That there’s a very strong strand of anti-semitism out there is obvious. There’re pinheads everywhere.
The two are not the same, obviously enough despite Jezza’s pinheadedness. To switch examples there’s much to like in warm beer, old maids cycling to communion and in Chesterton’s people of England who have not spoken yet. There’s much to be examined, some to like and some not, in the colonialist adventures that led to Empire. The two are simply not the same thing and one can critique either without necessarily upon the other.
At which point we get this:
It is a bewildering and alarming time to be a Jew, both because antisemitism is rising and because so many politicians are responding to it not by protecting Jews but by victimising Palestinians. On 16 February, members of France’s yellow vest protest movement hurled antisemitic insults at the distinguished French Jewish philosopher Alain Finkielkraut. On 19 February, swastikas were found on 80 gravestones in Alsace. Two days later, the French president, Emmanuel Macron, after announcing that Europe was “facing a resurgence of antisemitism unseen since World War II”, unveiled new measures to fight it. Among them was a new official definition of antisemitism.
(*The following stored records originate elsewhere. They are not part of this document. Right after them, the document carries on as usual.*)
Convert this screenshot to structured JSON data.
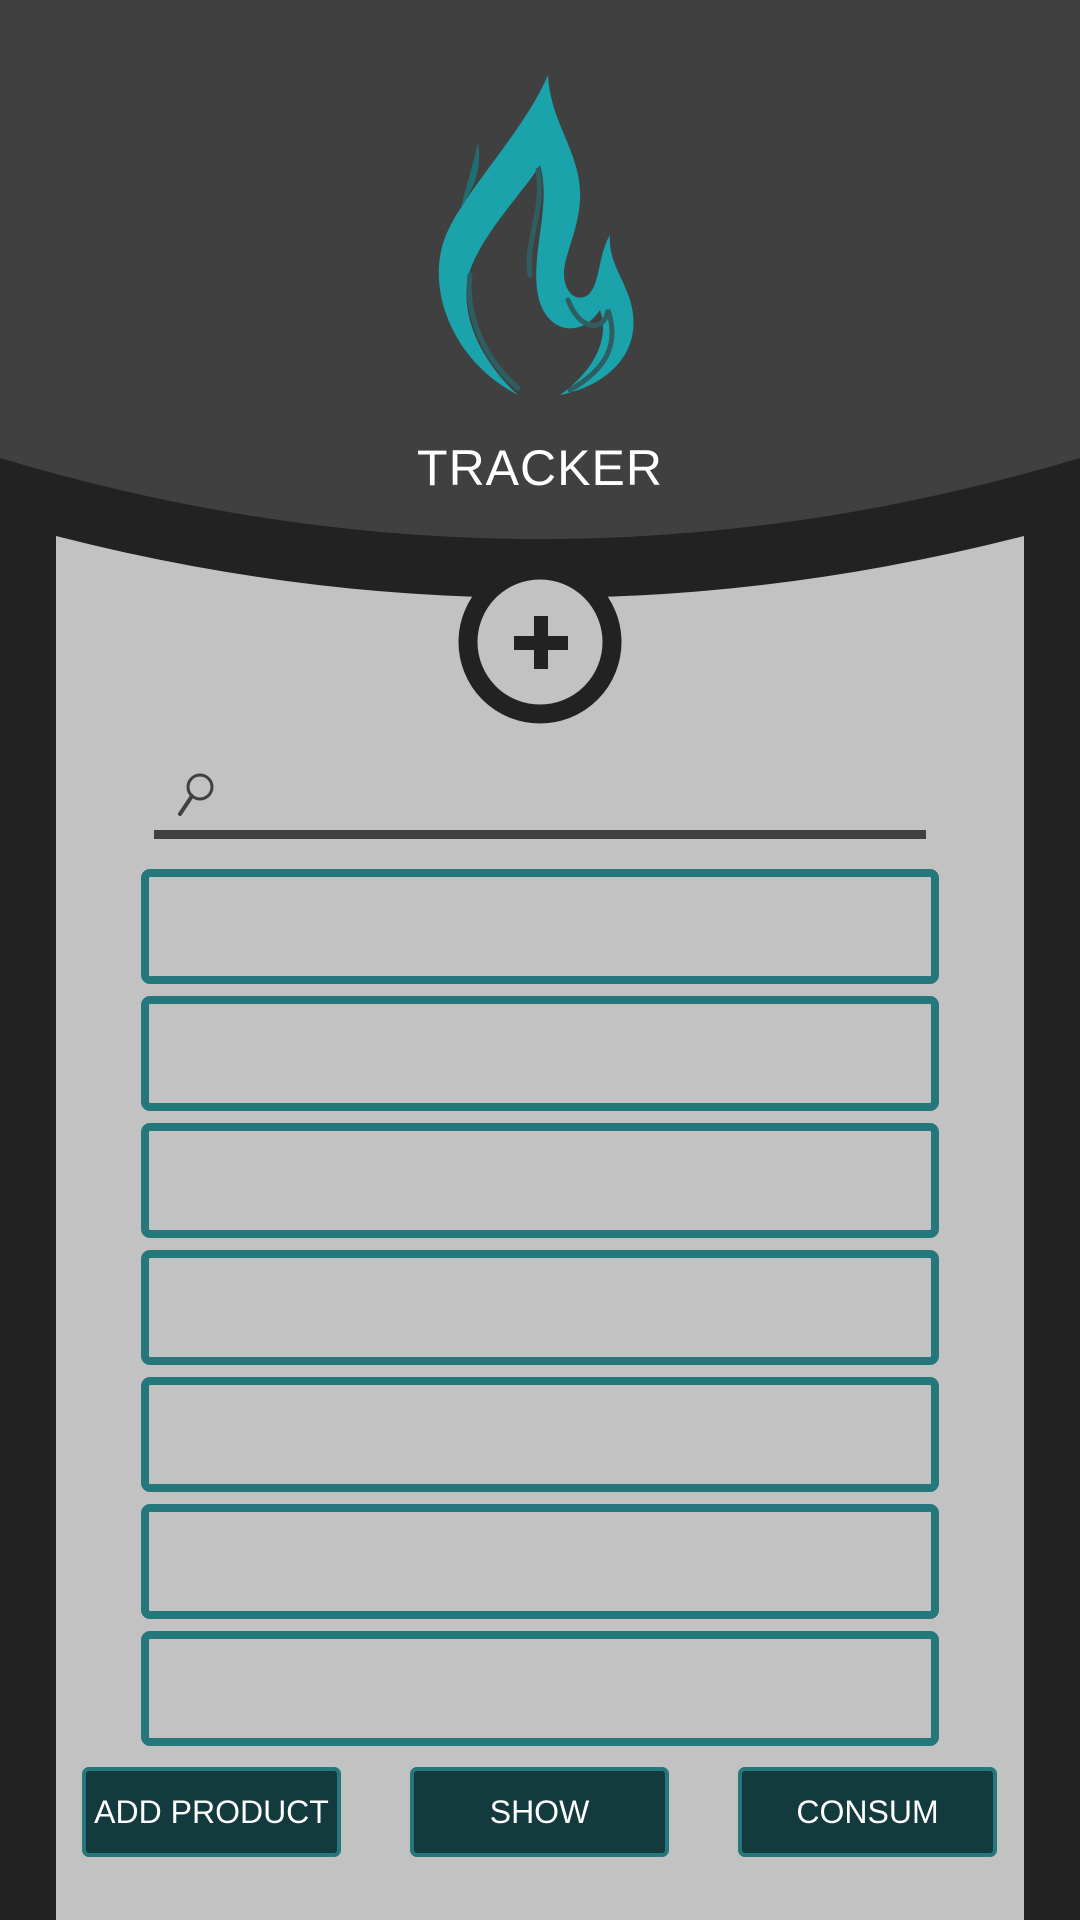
{
  "app": {
    "title": "TRACKER",
    "logo_icon": "flame-icon",
    "add_icon": "plus-icon"
  },
  "search": {
    "icon": "search-icon",
    "value": "",
    "placeholder": ""
  },
  "products": [
    {
      "label": ""
    },
    {
      "label": ""
    },
    {
      "label": ""
    },
    {
      "label": ""
    },
    {
      "label": ""
    },
    {
      "label": ""
    },
    {
      "label": ""
    }
  ],
  "buttons": {
    "add_product": "ADD PRODUCT",
    "show": "SHOW",
    "consum": "CONSUM"
  },
  "colors": {
    "header": "#404040",
    "frame": "#222222",
    "panel": "#c2c2c2",
    "accent": "#24777a",
    "button_fill": "#133a3d",
    "flame": "#1aa3ab"
  }
}
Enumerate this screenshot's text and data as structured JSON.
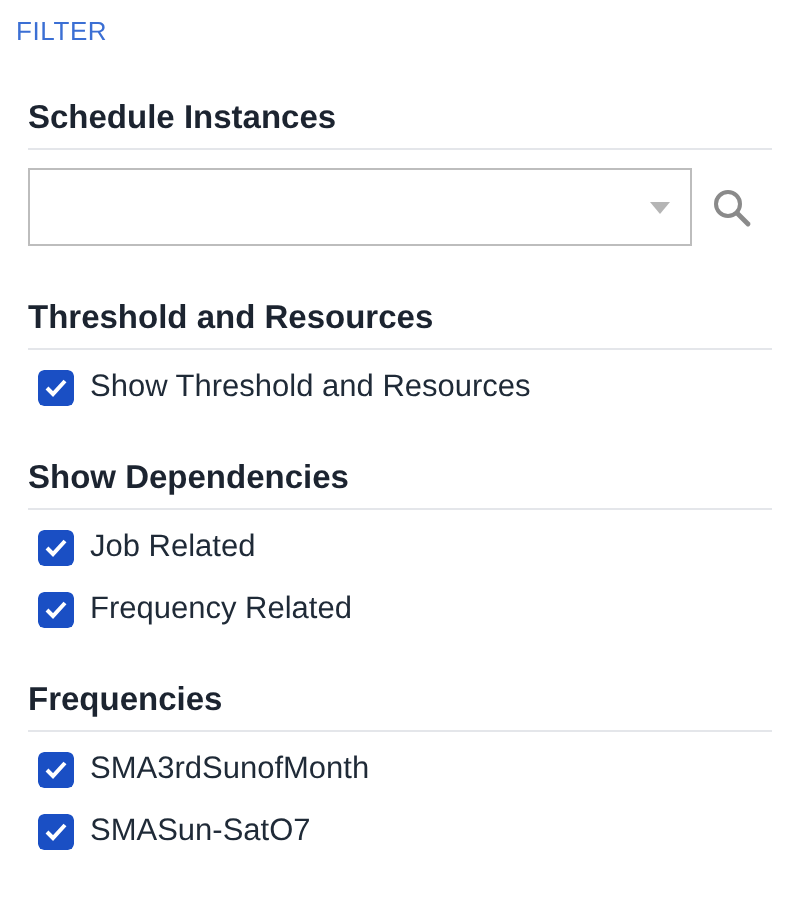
{
  "title": "FILTER",
  "sections": [
    {
      "heading": "Schedule Instances",
      "kind": "select"
    },
    {
      "heading": "Threshold and Resources",
      "kind": "checklist",
      "items": [
        {
          "label": "Show Threshold and Resources",
          "checked": true
        }
      ]
    },
    {
      "heading": "Show Dependencies",
      "kind": "checklist",
      "items": [
        {
          "label": "Job Related",
          "checked": true
        },
        {
          "label": "Frequency Related",
          "checked": true
        }
      ]
    },
    {
      "heading": "Frequencies",
      "kind": "checklist",
      "items": [
        {
          "label": "SMA3rdSunofMonth",
          "checked": true
        },
        {
          "label": "SMASun-SatO7",
          "checked": true
        }
      ]
    }
  ]
}
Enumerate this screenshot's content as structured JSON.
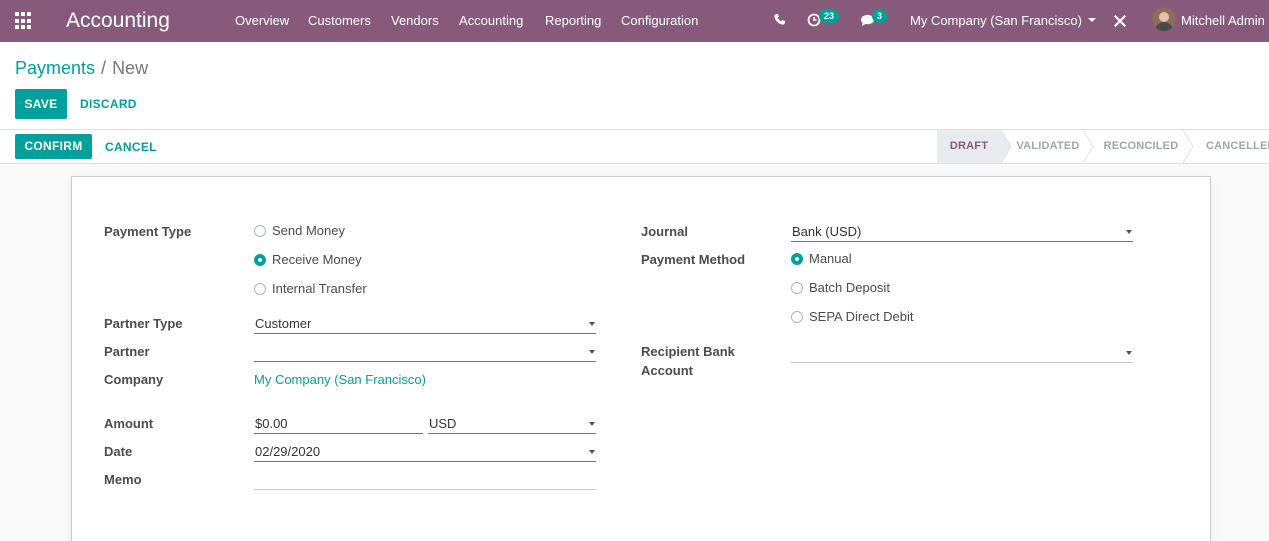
{
  "app": {
    "brand": "Accounting",
    "menu": [
      "Overview",
      "Customers",
      "Vendors",
      "Accounting",
      "Reporting",
      "Configuration"
    ],
    "activity_count": "23",
    "message_count": "3",
    "company": "My Company (San Francisco)",
    "user": "Mitchell Admin"
  },
  "breadcrumb": {
    "parent": "Payments",
    "separator": "/",
    "current": "New"
  },
  "actions": {
    "save": "SAVE",
    "discard": "DISCARD",
    "confirm": "CONFIRM",
    "cancel": "CANCEL"
  },
  "stages": [
    {
      "label": "DRAFT",
      "active": true
    },
    {
      "label": "VALIDATED",
      "active": false
    },
    {
      "label": "RECONCILED",
      "active": false
    },
    {
      "label": "CANCELLED",
      "active": false
    }
  ],
  "form": {
    "payment_type": {
      "label": "Payment Type",
      "options": [
        {
          "label": "Send Money",
          "selected": false
        },
        {
          "label": "Receive Money",
          "selected": true
        },
        {
          "label": "Internal Transfer",
          "selected": false
        }
      ]
    },
    "partner_type": {
      "label": "Partner Type",
      "value": "Customer"
    },
    "partner": {
      "label": "Partner",
      "value": ""
    },
    "company": {
      "label": "Company",
      "value": "My Company (San Francisco)"
    },
    "amount": {
      "label": "Amount",
      "value": "$0.00",
      "currency": "USD"
    },
    "date": {
      "label": "Date",
      "value": "02/29/2020"
    },
    "memo": {
      "label": "Memo",
      "value": ""
    },
    "journal": {
      "label": "Journal",
      "value": "Bank (USD)"
    },
    "payment_method": {
      "label": "Payment Method",
      "options": [
        {
          "label": "Manual",
          "selected": true
        },
        {
          "label": "Batch Deposit",
          "selected": false
        },
        {
          "label": "SEPA Direct Debit",
          "selected": false
        }
      ]
    },
    "recipient_bank": {
      "label_line1": "Recipient Bank",
      "label_line2": "Account",
      "value": ""
    }
  },
  "colors": {
    "navbar": "#875a7b",
    "accent": "#00a09d"
  }
}
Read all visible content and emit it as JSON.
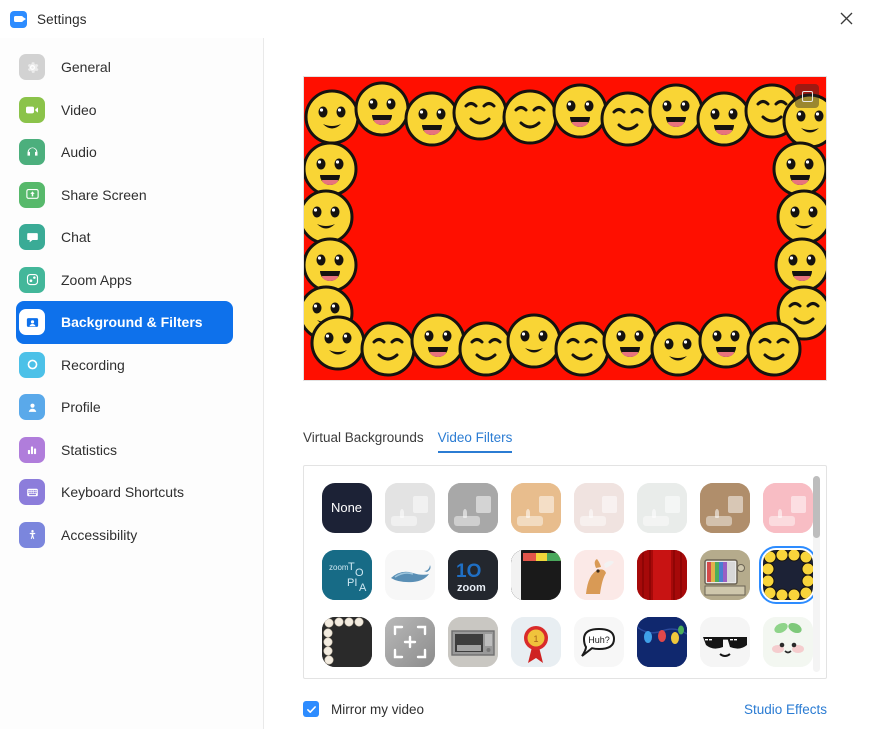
{
  "window": {
    "title": "Settings",
    "logo_icon": "zoom-camera-icon",
    "close_icon": "close-icon"
  },
  "sidebar": {
    "items": [
      {
        "label": "General",
        "icon": "gear-icon",
        "color": "#d2d2d2",
        "active": false
      },
      {
        "label": "Video",
        "icon": "video-camera-icon",
        "color": "#8bc34a",
        "active": false
      },
      {
        "label": "Audio",
        "icon": "headphones-icon",
        "color": "#4caf7d",
        "active": false
      },
      {
        "label": "Share Screen",
        "icon": "share-screen-icon",
        "color": "#57b96b",
        "active": false
      },
      {
        "label": "Chat",
        "icon": "chat-bubble-icon",
        "color": "#3aab96",
        "active": false
      },
      {
        "label": "Zoom Apps",
        "icon": "zoom-apps-icon",
        "color": "#43b79a",
        "active": false
      },
      {
        "label": "Background & Filters",
        "icon": "person-card-icon",
        "color": "#ffffff",
        "active": true
      },
      {
        "label": "Recording",
        "icon": "record-circle-icon",
        "color": "#4cc1e8",
        "active": false
      },
      {
        "label": "Profile",
        "icon": "person-icon",
        "color": "#5aa9ea",
        "active": false
      },
      {
        "label": "Statistics",
        "icon": "bar-chart-icon",
        "color": "#b07ddb",
        "active": false
      },
      {
        "label": "Keyboard Shortcuts",
        "icon": "keyboard-icon",
        "color": "#8c7ddb",
        "active": false
      },
      {
        "label": "Accessibility",
        "icon": "accessibility-icon",
        "color": "#7b86dd",
        "active": false
      }
    ],
    "active_color": "#0e71eb"
  },
  "preview": {
    "name": "video-preview",
    "background_color": "#ff0f00",
    "applied_filter": "Emoji Frame",
    "expand_icon": "expand-icon"
  },
  "tabs": [
    {
      "label": "Virtual Backgrounds",
      "active": false
    },
    {
      "label": "Video Filters",
      "active": true
    }
  ],
  "filters": {
    "accent_color": "#2d8cff",
    "scrollbar_position": "top",
    "items": [
      {
        "name": "None",
        "art": "none",
        "color": "#1c2236",
        "selected": false
      },
      {
        "name": "Light Grey Tone",
        "art": "room",
        "color": "#e3e3e3",
        "selected": false
      },
      {
        "name": "Grey Tone",
        "art": "room",
        "color": "#a8a8a8",
        "selected": false
      },
      {
        "name": "Warm Tan Tone",
        "art": "room",
        "color": "#e8bd8d",
        "selected": false
      },
      {
        "name": "Soft Blush Tone",
        "art": "room",
        "color": "#f0e3e0",
        "selected": false
      },
      {
        "name": "Cool White Tone",
        "art": "room",
        "color": "#e9ecea",
        "selected": false
      },
      {
        "name": "Deep Brown Tone",
        "art": "room",
        "color": "#b08e6b",
        "selected": false
      },
      {
        "name": "Pink Tone",
        "art": "room",
        "color": "#f8bdc4",
        "selected": false
      },
      {
        "name": "Zoomtopia",
        "art": "zoomtopia",
        "color": "#176b86",
        "selected": false
      },
      {
        "name": "Whale",
        "art": "whale",
        "color": "#f7f7f7",
        "selected": false
      },
      {
        "name": "10 Years of Zoom",
        "art": "ten-zoom",
        "color": "#23272e",
        "selected": false
      },
      {
        "name": "Rainbow Roll",
        "art": "rainbow",
        "color": "#1a1a1a",
        "selected": false
      },
      {
        "name": "Corgi",
        "art": "corgi",
        "color": "#fbe9e7",
        "selected": false
      },
      {
        "name": "Red Curtain",
        "art": "curtain",
        "color": "#c00d0d",
        "selected": false
      },
      {
        "name": "Retro TV",
        "art": "tv",
        "color": "#b5ab8c",
        "selected": false
      },
      {
        "name": "Emoji Frame",
        "art": "emoji",
        "color": "#f8d53b",
        "selected": true
      },
      {
        "name": "Pearls",
        "art": "pearls",
        "color": "#2a2a2a",
        "selected": false
      },
      {
        "name": "Focus Frame",
        "art": "focus",
        "color": "#9e9e9e",
        "selected": false
      },
      {
        "name": "Microwave",
        "art": "microwave",
        "color": "#c9c7c2",
        "selected": false
      },
      {
        "name": "Award Ribbon",
        "art": "ribbon",
        "color": "#e8eef2",
        "selected": false
      },
      {
        "name": "Huh? Bubble",
        "art": "huh",
        "color": "#f7f7f7",
        "selected": false
      },
      {
        "name": "Party Lights",
        "art": "lights",
        "color": "#0c1c5c",
        "selected": false
      },
      {
        "name": "Deal With It",
        "art": "sunglasses",
        "color": "#f5f5f5",
        "selected": false
      },
      {
        "name": "Sprout",
        "art": "sprout",
        "color": "#f3f7f1",
        "selected": false
      }
    ]
  },
  "bottom": {
    "mirror_label": "Mirror my video",
    "mirror_checked": true,
    "studio_effects_label": "Studio Effects"
  }
}
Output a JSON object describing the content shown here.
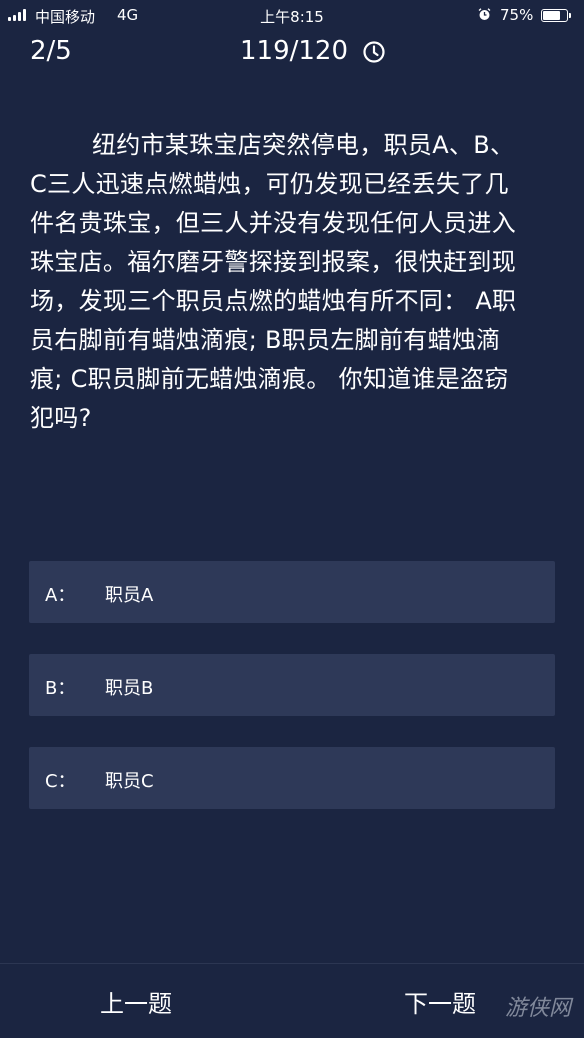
{
  "status_bar": {
    "carrier": "中国移动",
    "network": "4G",
    "time": "上午8:15",
    "battery": "75%",
    "battery_level": 0.75,
    "icons": [
      "signal-icon",
      "alarm-icon",
      "battery-icon"
    ]
  },
  "header": {
    "progress": "2/5",
    "timer": "119/120",
    "timer_icon": "clock-icon"
  },
  "question": {
    "text": "纽约市某珠宝店突然停电，职员A、B、C三人迅速点燃蜡烛，可仍发现已经丢失了几件名贵珠宝，但三人并没有发现任何人员进入珠宝店。福尔磨牙警探接到报案，很快赶到现场，发现三个职员点燃的蜡烛有所不同： A职员右脚前有蜡烛滴痕; B职员左脚前有蜡烛滴痕; C职员脚前无蜡烛滴痕。 你知道谁是盗窃犯吗?"
  },
  "options": [
    {
      "letter": "A：",
      "text": "职员A"
    },
    {
      "letter": "B：",
      "text": "职员B"
    },
    {
      "letter": "C：",
      "text": "职员C"
    }
  ],
  "nav": {
    "prev": "上一题",
    "next": "下一题"
  },
  "watermark": "游侠网",
  "colors": {
    "background": "#1b2541",
    "option_background": "#2e3958",
    "text": "#ffffff"
  }
}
That definition, produced by the International Holocaust Remembrance Alliance in 2016, includes among its “contemporary examples” of antisemitism “denying the Jewish people their right to self-determination”. In other words, anti-Zionism is Jew hatred. In so doing, Macron joined Germany, Britain, the United States and roughly 30 other governments. And like them, he made a tragic mistake.
Anti-Zionism is not inherently antisemitic – and claiming it is uses Jewish suffering to erase the Palestinian experience.
Which is an excellent piece of straw man argument creation. Because the claim is not that to be anti-zionist is necessarily to be anti-semitic. One can critique Israel without the Establishment’s treatment of Sir Philip Green as a Jewboy schmutter hendler with ideas above his station.
The claim is something different. That some to many anti-semites hide behind the badge of anti-zionism. Meaning that the distinction being made above isn’t relevant in the slightest. It’s setting up the incorrect argument – that straw man – which is then refuted.
Well done there, well done Professor Beinart.